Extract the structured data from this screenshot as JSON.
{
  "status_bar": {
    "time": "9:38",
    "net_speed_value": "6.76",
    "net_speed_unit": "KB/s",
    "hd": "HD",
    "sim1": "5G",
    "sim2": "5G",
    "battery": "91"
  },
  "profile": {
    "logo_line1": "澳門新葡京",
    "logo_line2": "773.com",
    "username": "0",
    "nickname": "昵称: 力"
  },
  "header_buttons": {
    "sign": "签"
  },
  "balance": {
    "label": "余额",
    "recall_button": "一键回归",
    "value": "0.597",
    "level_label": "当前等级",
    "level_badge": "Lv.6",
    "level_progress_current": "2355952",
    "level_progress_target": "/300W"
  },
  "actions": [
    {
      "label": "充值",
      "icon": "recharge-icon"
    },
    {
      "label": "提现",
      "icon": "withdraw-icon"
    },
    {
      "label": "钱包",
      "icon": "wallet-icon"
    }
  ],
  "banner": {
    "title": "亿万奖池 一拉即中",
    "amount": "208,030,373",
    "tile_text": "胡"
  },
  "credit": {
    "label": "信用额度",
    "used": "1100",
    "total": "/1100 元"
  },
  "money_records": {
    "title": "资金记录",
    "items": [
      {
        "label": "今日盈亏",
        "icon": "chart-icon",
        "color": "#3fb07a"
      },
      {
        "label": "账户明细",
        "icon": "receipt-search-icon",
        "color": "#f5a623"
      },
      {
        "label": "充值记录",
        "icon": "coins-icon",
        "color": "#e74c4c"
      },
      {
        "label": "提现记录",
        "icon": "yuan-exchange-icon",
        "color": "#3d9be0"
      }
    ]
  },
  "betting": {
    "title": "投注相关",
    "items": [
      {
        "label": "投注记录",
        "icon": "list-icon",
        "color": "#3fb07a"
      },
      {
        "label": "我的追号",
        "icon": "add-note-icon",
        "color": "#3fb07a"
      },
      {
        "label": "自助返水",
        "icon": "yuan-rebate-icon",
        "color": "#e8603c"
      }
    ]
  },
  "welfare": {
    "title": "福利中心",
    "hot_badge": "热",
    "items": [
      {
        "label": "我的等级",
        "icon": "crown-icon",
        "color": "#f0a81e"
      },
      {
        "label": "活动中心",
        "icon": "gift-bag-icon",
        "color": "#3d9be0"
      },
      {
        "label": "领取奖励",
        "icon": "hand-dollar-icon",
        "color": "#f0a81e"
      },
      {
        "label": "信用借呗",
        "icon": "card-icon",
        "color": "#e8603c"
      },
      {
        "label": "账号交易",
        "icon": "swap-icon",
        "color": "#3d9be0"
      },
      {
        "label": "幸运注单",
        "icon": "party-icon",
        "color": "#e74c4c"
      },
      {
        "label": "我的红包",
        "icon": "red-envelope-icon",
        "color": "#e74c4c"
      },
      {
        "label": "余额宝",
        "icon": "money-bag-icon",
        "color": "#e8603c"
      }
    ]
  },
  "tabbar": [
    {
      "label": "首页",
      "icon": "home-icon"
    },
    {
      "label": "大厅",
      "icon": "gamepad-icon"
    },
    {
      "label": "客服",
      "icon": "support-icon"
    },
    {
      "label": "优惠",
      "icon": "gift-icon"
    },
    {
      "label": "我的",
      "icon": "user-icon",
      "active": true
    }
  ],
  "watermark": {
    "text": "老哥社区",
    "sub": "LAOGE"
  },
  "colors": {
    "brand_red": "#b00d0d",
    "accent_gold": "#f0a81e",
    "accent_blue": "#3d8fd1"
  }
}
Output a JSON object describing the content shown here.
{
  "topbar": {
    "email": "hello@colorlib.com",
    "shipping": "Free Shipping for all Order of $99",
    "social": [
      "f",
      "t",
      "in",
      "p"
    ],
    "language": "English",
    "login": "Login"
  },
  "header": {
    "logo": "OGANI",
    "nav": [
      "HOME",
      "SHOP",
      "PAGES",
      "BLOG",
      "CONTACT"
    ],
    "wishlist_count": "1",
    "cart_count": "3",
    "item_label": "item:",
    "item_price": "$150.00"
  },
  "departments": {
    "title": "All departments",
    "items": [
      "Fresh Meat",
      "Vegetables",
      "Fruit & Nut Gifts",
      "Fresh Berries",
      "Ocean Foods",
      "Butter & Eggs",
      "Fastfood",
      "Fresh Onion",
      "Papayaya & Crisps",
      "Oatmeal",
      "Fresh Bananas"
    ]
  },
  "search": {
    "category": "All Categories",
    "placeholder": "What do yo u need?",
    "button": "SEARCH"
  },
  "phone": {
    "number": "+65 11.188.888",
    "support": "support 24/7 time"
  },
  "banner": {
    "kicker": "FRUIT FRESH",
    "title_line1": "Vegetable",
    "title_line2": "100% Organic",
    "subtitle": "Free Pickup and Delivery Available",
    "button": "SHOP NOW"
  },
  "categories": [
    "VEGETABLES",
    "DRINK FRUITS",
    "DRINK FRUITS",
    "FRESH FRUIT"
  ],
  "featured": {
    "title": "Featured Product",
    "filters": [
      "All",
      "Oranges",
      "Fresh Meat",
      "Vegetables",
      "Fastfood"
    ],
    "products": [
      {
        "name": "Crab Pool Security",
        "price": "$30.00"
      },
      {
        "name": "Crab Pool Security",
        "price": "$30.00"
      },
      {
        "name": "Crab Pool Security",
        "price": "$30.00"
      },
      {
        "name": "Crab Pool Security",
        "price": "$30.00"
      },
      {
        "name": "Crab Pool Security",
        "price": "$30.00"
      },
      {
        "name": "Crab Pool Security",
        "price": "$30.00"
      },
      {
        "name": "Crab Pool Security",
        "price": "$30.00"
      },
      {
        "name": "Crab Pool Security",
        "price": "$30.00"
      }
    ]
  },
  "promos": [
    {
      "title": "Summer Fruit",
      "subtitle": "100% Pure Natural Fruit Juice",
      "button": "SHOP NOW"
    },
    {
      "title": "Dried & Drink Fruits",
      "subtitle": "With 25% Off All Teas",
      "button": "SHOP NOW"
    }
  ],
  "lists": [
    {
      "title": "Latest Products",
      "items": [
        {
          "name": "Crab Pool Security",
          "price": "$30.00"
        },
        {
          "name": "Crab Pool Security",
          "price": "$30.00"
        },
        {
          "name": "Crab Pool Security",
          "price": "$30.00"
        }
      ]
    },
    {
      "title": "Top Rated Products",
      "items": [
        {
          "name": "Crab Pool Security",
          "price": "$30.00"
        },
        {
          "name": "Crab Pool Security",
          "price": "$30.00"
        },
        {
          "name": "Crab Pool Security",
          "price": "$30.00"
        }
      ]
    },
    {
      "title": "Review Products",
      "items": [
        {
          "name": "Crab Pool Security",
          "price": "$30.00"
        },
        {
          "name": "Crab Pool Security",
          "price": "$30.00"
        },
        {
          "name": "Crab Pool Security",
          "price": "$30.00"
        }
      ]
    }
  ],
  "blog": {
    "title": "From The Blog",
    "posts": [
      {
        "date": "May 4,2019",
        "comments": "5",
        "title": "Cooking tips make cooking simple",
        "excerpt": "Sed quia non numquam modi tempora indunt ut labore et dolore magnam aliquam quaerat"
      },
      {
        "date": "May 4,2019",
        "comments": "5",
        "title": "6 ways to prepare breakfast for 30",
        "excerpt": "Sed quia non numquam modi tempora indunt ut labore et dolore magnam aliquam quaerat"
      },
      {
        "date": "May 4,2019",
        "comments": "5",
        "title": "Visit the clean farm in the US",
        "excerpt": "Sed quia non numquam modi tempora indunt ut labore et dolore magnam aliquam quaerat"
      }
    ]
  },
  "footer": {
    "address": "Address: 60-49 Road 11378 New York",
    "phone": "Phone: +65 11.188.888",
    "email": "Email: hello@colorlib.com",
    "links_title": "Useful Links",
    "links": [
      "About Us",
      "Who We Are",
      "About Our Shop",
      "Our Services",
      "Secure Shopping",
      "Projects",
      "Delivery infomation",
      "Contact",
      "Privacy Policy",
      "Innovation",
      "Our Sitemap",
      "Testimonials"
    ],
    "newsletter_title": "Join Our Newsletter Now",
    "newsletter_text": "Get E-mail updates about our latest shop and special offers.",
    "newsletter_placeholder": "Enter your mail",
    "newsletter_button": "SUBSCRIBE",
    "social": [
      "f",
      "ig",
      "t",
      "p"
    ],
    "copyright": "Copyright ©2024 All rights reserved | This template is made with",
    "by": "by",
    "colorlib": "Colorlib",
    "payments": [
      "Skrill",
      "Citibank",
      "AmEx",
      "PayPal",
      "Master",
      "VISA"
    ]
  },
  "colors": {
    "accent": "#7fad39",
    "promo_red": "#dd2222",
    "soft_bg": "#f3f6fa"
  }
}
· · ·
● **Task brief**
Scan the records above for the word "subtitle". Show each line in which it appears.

● **Answer**
    "subtitle": "Free Pickup and Delivery Available",
      "subtitle": "100% Pure Natural Fruit Juice",
      "subtitle": "With 25% Off All Teas",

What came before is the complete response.